1911 Encyclopædia Britannica/Piccinni, Niccola

From Wikisource
Jump to: navigation, search

PICCINNI, NICCOLA (1728-1800), Italian musical composer, was born at Bari on the 16th of January 1728. He was educated under Leo and Durante, at the Conservatorio di Sant' Onofrio in Naples. For this Piccinni had to thank the intervention of the bishop of Bari, his father, although himself a musician, being opposed to his son's following a musical career. His first opera, Le Donne dispettose, was produced in 1755, and in 1760 he composed, at Rome, the chef d'œuvre of his early life, La Cecchina, ossia la buona Figliuola, an opera buffa which attained a European success. Six years after this Piccinni was invited by Queen Marie Antoinette to Paris. He had married in 1756 his pupil Vincenza Sibilla, a singer, whom he never allowed after her marriage to appear on the stage. All his next works were successful; but, unhappily, the directors of the Grand Opéra conceived the mad idea of deliberately opposing him to Gluck, by persuading the two composers to treat the same subject — Iphigénie en Tauride — simultaneously. The Parisian public now divided itself into two rival parties, which, under the names of Gluckists and Piccinnists, carried on an unworthy and disgraceful war. Gluck's masterly Iphigénie was first produced on the 18th of May 1779. Piccinni's Iphigénie followed on the 23rd of January 1781, and, though performed seventeen times, was afterwards consigned to oblivion. The fury of the rival parties continued unabated, even after Gluck's departure from Paris in 1780; and an attempt was afterwards made to inaugurate a new rivalry with Sacchini. Still, Piccinni held a good position, and on the death of Gluck, in 1787, proposed that a public monument should be erected to his memory — a suggestion which the Gluckists themselves declined to support. In 1784 Piccinni was professor at the Royal School of Music, one of the institutions from which the Conservatoire was formed in 1794. On the breaking out of the Revolution in 1789 Piccinni returned to Naples, where he was at first well received by King Ferdinand IV.; but the marriage of his daughter to a French democrat brought him into irretrievable disgrace. For nine years after this he maintained a precarious existence in Venice, Naples and Rome; but he returned in 1798 to Paris, where the fickle public received him with enthusiasm, but left him to starve. He died at Passy, near Paris, on the 7th of May 1800. After his death a memorial tablet was set up in the house in which he was born at Bari.

The most complete list of his works is that given in the Rivista musicale italiana, viii. 75. He produced over eighty operas, but although his later work shows the influence of the French and German stage, he belongs to the conventional Italian school of the 18th century.
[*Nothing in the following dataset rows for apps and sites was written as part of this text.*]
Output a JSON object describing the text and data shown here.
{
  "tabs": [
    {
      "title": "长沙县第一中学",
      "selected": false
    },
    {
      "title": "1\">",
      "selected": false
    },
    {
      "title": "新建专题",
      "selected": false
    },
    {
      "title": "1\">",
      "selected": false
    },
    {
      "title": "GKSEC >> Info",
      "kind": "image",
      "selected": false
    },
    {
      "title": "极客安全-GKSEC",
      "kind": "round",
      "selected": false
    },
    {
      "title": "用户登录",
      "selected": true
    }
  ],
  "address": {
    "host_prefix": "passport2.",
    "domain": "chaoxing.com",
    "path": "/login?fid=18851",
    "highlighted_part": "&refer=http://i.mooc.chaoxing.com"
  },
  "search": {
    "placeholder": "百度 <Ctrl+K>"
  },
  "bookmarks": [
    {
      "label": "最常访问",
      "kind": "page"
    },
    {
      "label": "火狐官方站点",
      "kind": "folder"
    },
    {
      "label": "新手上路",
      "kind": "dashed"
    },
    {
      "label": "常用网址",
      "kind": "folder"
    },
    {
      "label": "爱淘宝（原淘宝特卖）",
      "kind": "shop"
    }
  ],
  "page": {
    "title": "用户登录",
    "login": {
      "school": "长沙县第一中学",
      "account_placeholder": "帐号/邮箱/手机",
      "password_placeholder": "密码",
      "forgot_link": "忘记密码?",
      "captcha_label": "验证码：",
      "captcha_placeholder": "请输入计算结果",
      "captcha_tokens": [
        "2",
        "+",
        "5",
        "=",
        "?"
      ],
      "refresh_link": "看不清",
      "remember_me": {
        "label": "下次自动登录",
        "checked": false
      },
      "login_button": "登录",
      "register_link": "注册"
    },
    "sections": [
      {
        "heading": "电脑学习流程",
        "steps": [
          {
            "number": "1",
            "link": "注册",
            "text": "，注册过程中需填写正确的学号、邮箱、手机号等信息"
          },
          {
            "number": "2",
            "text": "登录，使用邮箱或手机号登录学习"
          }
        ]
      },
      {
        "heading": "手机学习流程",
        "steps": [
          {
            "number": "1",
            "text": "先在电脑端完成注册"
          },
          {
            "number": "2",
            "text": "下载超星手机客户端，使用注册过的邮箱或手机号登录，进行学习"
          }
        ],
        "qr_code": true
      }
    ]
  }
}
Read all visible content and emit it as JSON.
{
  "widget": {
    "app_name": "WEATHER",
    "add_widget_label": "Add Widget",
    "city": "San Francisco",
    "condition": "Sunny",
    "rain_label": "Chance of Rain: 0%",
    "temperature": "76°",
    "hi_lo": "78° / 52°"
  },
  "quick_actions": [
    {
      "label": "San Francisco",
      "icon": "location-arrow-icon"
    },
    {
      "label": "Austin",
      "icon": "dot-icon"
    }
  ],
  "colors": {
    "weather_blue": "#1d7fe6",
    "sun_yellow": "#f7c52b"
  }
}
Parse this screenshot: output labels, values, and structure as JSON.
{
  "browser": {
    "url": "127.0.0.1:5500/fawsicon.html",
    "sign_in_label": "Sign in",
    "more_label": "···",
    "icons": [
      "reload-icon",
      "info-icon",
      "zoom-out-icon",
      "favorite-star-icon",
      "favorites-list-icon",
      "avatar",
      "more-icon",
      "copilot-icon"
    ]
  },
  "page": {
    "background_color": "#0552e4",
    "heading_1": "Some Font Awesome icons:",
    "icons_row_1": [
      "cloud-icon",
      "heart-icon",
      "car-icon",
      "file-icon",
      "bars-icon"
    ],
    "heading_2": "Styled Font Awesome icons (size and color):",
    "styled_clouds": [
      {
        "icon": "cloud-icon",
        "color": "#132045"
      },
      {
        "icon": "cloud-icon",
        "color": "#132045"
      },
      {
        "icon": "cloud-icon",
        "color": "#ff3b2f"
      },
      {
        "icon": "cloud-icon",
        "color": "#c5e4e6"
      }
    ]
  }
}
See also P. L. Ginguené, Notice sur la vie el les ouvrages de Niccolo Piccinni (Paris, 1801); E. Demoiresterres, La Musique française au 18e siècle Gluck et Piccinni 1774-1800 (Paris, 1872).